A professor from Imperial College London is believed to have been detained in Iran last week.
Professor Abbas Edalat, who is based at Imperial’s Department of Computing, was arrested by Iran’s Revolutionary Guards on the 15th April, according to a human rights group.
The Centre for Human Rights in Iran (CHRI), a US-based non-profit, reported Professor Edalat refused to post bail this Wednesday, leading to him being taken into custody. A source told the CGHI Professor Edalat’s home was raided, and his belongings seized.
The Foreign Office this week stated they were “urgently seeking information from the Iranian authorities” about Professor Edalat.
In a statement, the College said: “We are understandably concerned for his welfare following reports of his arrest, and we are urgently seeking further information.”
“Professor Edalat is one of a number of high-profile arrests of dual nationals”
Professor Edalat is believed to have been in Iran to attend an academic workshop.
As well as his academic career, Professor Edalat is the founder of the Campaign Against Sanctions and Military Intervention in Iran (CASMII), which campaigns against foreign interventions in Iran. He previously told Times Higher Education he would not be submitting research papers to US-based conferences in protest to President Donald Trump’s restrictions on vias.
Professor Edalat is one of a number of high-profile arrests of Iranian dual nationals. Since 2015, the Revolutionary Guards have arrested 30 dual nationals; the majority have been accused of espionage. Earlier this year Dr Kaveh Madani, a Reader at Imperial’s Centre for Environmental Policy, was detained for 72 hours in Iran.
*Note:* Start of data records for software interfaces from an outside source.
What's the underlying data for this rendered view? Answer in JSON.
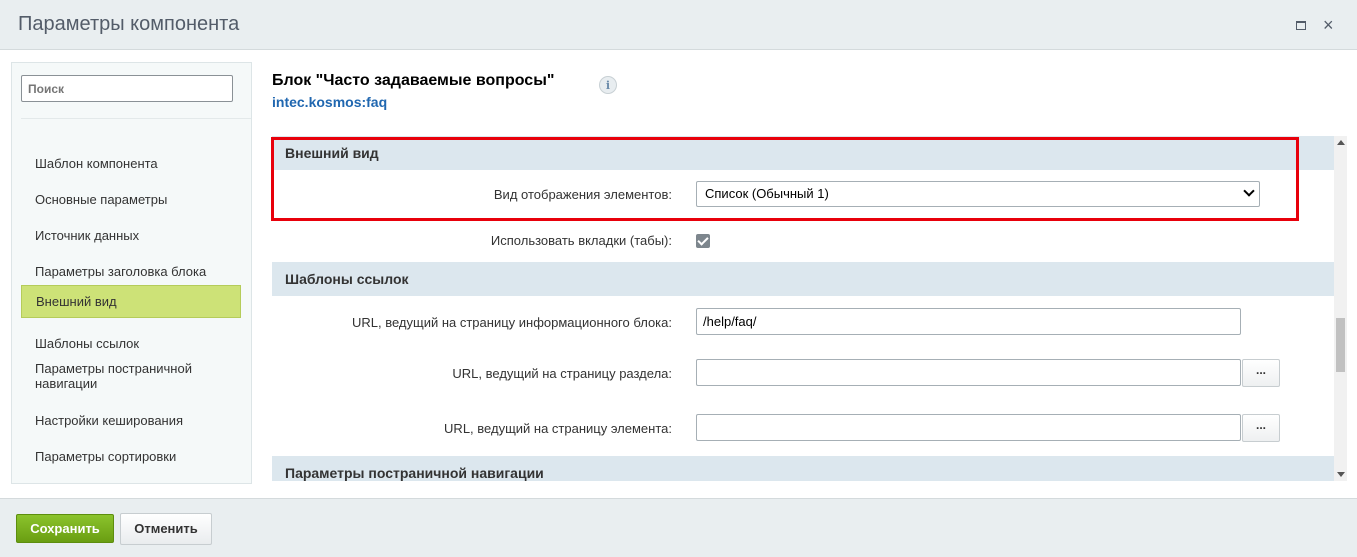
{
  "window": {
    "title": "Параметры компонента",
    "maximize_icon": "maximize-icon",
    "close_label": "×"
  },
  "sidebar": {
    "search_placeholder": "Поиск",
    "items": [
      {
        "label": "Шаблон компонента",
        "active": false
      },
      {
        "label": "Основные параметры",
        "active": false
      },
      {
        "label": "Источник данных",
        "active": false
      },
      {
        "label": "Параметры заголовка блока",
        "active": false
      },
      {
        "label": "Внешний вид",
        "active": true
      },
      {
        "label": "Шаблоны ссылок",
        "active": false
      },
      {
        "label": "Параметры постраничной навигации",
        "active": false
      },
      {
        "label": "Настройки кеширования",
        "active": false
      },
      {
        "label": "Параметры сортировки",
        "active": false
      }
    ]
  },
  "component": {
    "title": "Блок \"Часто задаваемые вопросы\"",
    "info_icon": "i",
    "code": "intec.kosmos:faq"
  },
  "sections": {
    "appearance": {
      "title": "Внешний вид",
      "view_label": "Вид отображения элементов:",
      "view_value": "Список (Обычный 1)",
      "tabs_label": "Использовать вкладки (табы):",
      "tabs_checked": true
    },
    "links": {
      "title": "Шаблоны ссылок",
      "info_url_label": "URL, ведущий на страницу информационного блока:",
      "info_url_value": "/help/faq/",
      "section_url_label": "URL, ведущий на страницу раздела:",
      "section_url_value": "",
      "element_url_label": "URL, ведущий на страницу элемента:",
      "element_url_value": "",
      "browse_label": "..."
    },
    "pagination": {
      "title": "Параметры постраничной навигации"
    }
  },
  "footer": {
    "save_label": "Сохранить",
    "cancel_label": "Отменить"
  },
  "colors": {
    "accent_active": "#cde277",
    "save_button": "#7db21f",
    "highlight": "#e8000b",
    "section_header": "#dce7ee",
    "link": "#2067b0"
  }
}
Dr Madani had been made Deputy Head of Iran’s Department of Environment last year, a position from which he resigned last week.
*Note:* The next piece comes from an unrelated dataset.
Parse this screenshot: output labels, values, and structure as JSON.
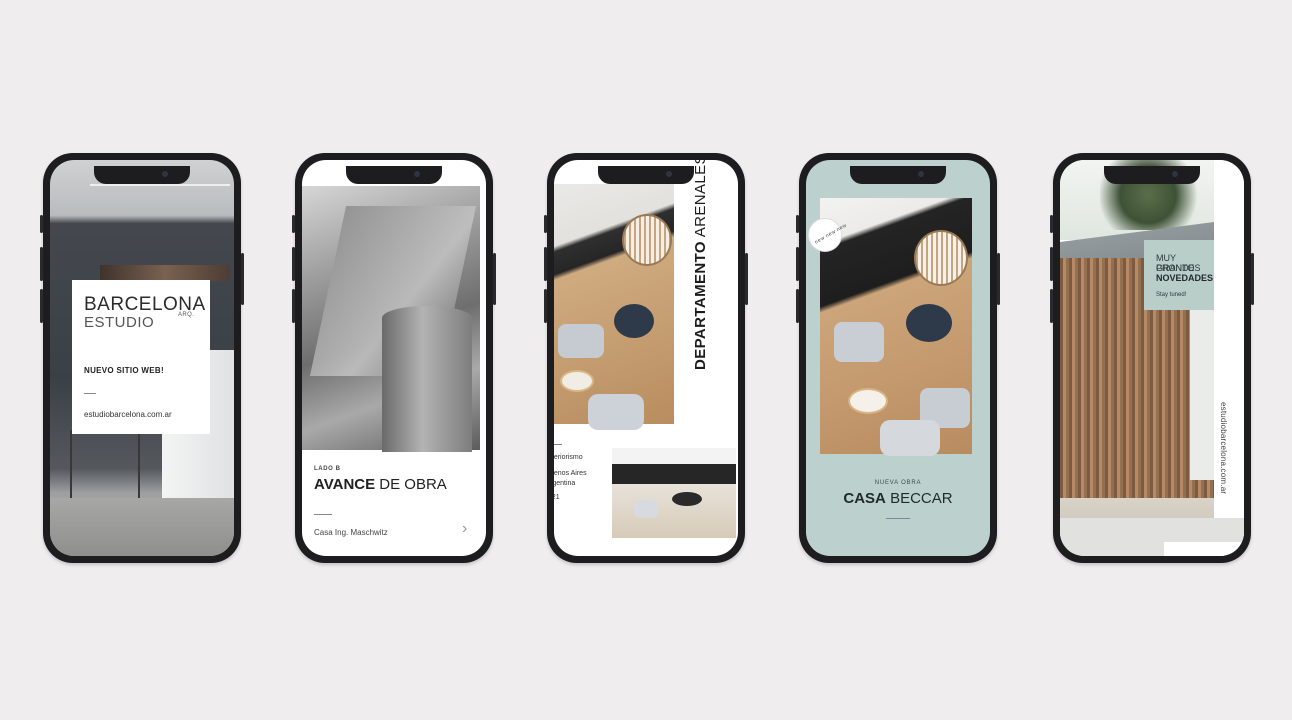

Hadi Ghaemi, executive director of the CHRI, said of the arrest: “Iran’s continued arbitrary arrests of dual nationals without transparency and lack of due process is extremely concerning.” The International Observatory of Human Rights accused the Iranian government of using dual-nationals as “bargaining chips in Tehran’s ongoing negotiations with the West.”